Demodex canis mites are a normal inhabitant of canine skin. They live in the hair follicles and sebaceous glands of the skin. These mites are not contagious and in most cases cause no clinical signs. Skin problems develop when the mites multiply and become overwhelming to the immune system leading to hair loss and in some cases secondary bacterial infections. Diagnosis is confirmed with a skin scraping where a scalpel blade is used to scrape the surface of the skin. This sample is then viewed under the microscope to look for the mites.

The two types of demodex presentations are localized and generalized. Localized demodex lesions are typically mild with several patches of hair loss on the body. Sometimes these areas have some crust or scale present. Localized demodex will often resolve on its own or with topical treatment over a period of several months. This is the most common form in young dogs. It is suspected that puppies are susceptible to this form when their young immune systems are not fully functional or stressed from other issues in their environment.

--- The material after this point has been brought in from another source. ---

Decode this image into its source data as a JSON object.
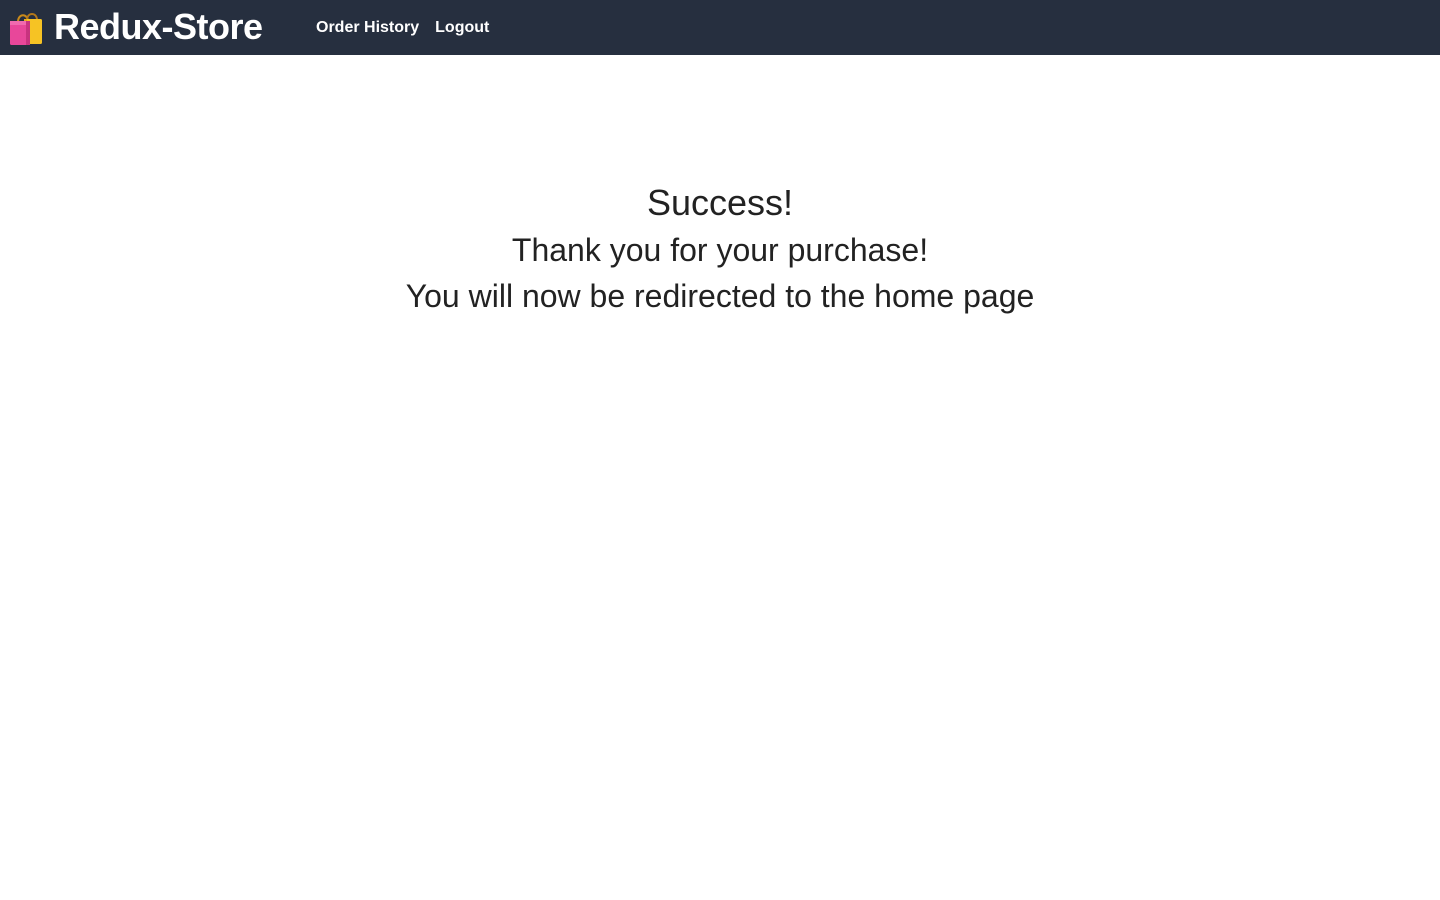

Generalized demodex is more severe with lesions covering a much larger area of the body. This can be found in puppies who’s localized demodex has progressed or in adult dogs. Treatment for generalized demodex involves topical shampoos with benzoyl peroxide to flush the hair follicles and medicated dips every 2 weeks until multiple skin scrapes do not show any mites. Treatment typically takes at least 3 months. These dogs are often also placed on oral antibiotics to address secondary bacterial infections. In some refractory cases oral medications to address mites are needed. Adult onset demodex can be difficult to cure. It is necessary to evaluate the dog for possible underlying systemic disease that could be suppressing the immune system but in some cases no underlying cause is found. The mechanism for the immune system being susceptible to the mites is unknown. In some adult cases, the mites are controlled but infection is not completely cured.